Dina Birman, Ph.D

Associate Professor of Psychology

I have two major programs of research: (1) Acculturation and adjustment of refugees and immigrants; and (2) Refugee mental health services, particularly school-based interventions. My approach to these topics is rooted in Community Psychology in several ways. First, I view these topics from an ecological perspective, studying not only individual and family level variables, but also how communities and institutions shape the lives of the people within them. Second, I believe that community research can be conducted in ways that empower and support communities and institutions through long-term collaborations with individuals and institutions we study. In this way research projects can not only contribute to general knowledge but also support and enhance the settings where data are collected. Third, mental health interventions can serve preventive functions that enhance general adaptation of immigrants and refugees as well as provide intensive treatment to those who need it.

Courtney Bonam, Ph.D

Assistant Professor of Social Psychology

Courtney Bonam is an Assistant Professor of Psychology at the University of Illinois, Chicago. She began this position in 2012, after completing a Chancellor's Postdoctoral Research Fellowship in the Goldman School of Public Policy at the University of California Berkeley. Dr. Bonam is also a research affiliate of San Francisco State University's Center for Sustainable Cities and Schools. Trained as a social psychologist, her research focuses on stereotyping, prejudice, and discrimination; environmental justice; racial disparities in access to high quality physical space; as well as the experiences and perceptions of multiracial people. Courtney is a graduate of Stanford University. During her time there, she published research focusing on multiracial individuals' views of race as a social construct, as well as how this view can afford them resilience in potentially challenging social situations.

Sabine French, Ph.D

Assistant Professor of Psychology

My primary research interest is studying ethnic identity development in adolescents. Identity development is a crucial facet of adolescent development. Adolescence is the time when individuals have the cognitive abilities, the social influences, and the opportunities to examine and explore various identities. Living in such a diverse society, ethnic identity may become particularly important for adolescents of color. Most theories of ethnic identity development suggest a developmental stage model where individuals move from an unexamined identity through a period of exploration and then finally to an achieved identity where an individual is secure in what it means to be a member of his/her ethnic group.

In order to explore the process of this developmental model, I have examined the ethnic identity of racially and ethnically diverse adolescents and college students longitudinally over multiple years in two separate projects. My research has supported the theorized developmental models.

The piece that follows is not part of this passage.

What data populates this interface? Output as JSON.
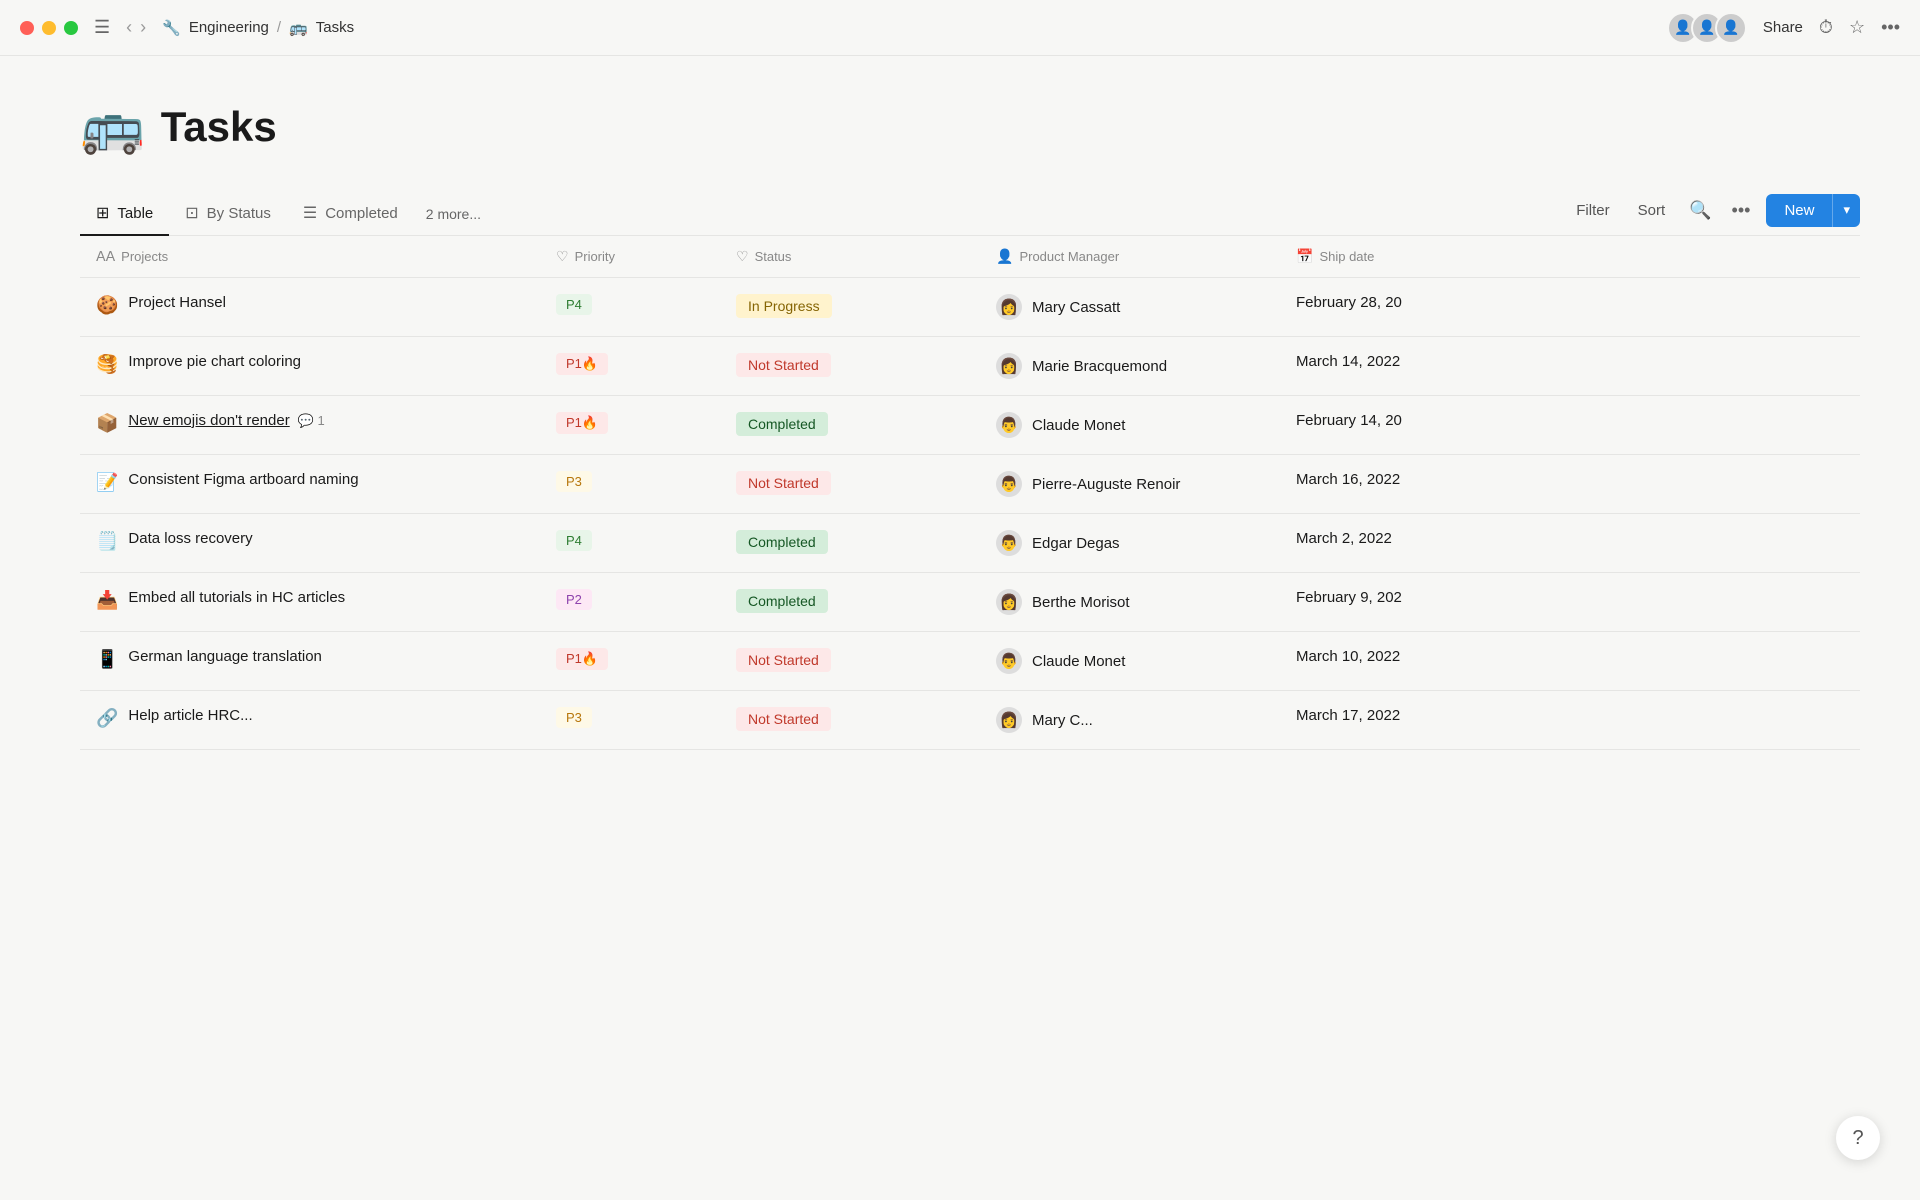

I am also examining the factors that promote or hinder the positive development of ethnic identity, as well as the association of ethnic identity with psychological well being, healthy behaviors and academic achievement - with a particular focus on understanding the differing pattern of findings in the different racial/ethnic groups. Thus far, I have found that different racial and ethnic groups exhibit some different patterns of relationships with predictor and outcome variables; thus affirming that there are some aspects of ethnic identity that are unique to individual ethnic groups.

My second line of research focuses on factors that promote or hinder academic achievement among ethnically diverse adolescents.

Melissa Lamar, Ph.D

Associate Professor Psychology in Psychiatry

Dr. Lamar’s work attempts to determine the neurobiological mechanisms underlying cognitive and affective dysfunction in normal and pathological aging with an emphasis on minority populations. Her recently funded research supported by the National Institute on Aging uses current and novel MRI techniques to determine the underlying white matter microstructure associated with vascular risk and cognitive performance in aging. To date, no studies have applied myelin mapping to aging and vascular risk in minority populations. This research stand at the nexus of current and future MRI techniques for identifying and utilizing a biomarker of white matter micro-structural integrity in vivo, providing a foundation for a new model of vascular aging that may be the basis for specific interventions to slow the progression of white matter neuropathology and associated cognitive decline. Even more importantly, it focuses on minority populations, a traditionally under-served but consistently over-represented portion of those individuals negatively impacted by vascular co-morbidities.

David McKirnan, Ph.D

Associate Professor Emeritus of Clinical Psychology

I have been doing research within the GLBT community for 25 years or so. I have primarily addressed alcohol and drug use and HIV risk among men, both in measurement studies and randomized controlled trials of structured behavioral interventions. One intervention study addressed coping with HIV infection, medication adherence and sexual risk among gay men and Lower socioeconomic status African-American women. The last intervention study I completed was a randomized controlled trial of a multi-media, group-based prevention program for younger African-American men who have sex with men. My earlier work addressed GLBT attitudes toward potential HIV vaccines, as well as several vaccine trials. My work has primarily been based at Howard Brown Health Center, the largest GLBT health center in the Midwest.

Edison Trickett, Ph.D

Professor of Psychology

My current research projects are a study of acculturation and adaptation among Soviet and Vietnamese refugee adolescents and adults, and an evaluation of a school within a school for refugee and immigrant adolescents who have undergone serious educational disruption in their countries of origin because of war or political turmoil. On the more conceptual front, I am writing a book on collaboration between researchers and community settings and editing a book on ways of increasing the community impact of AIDS interventions.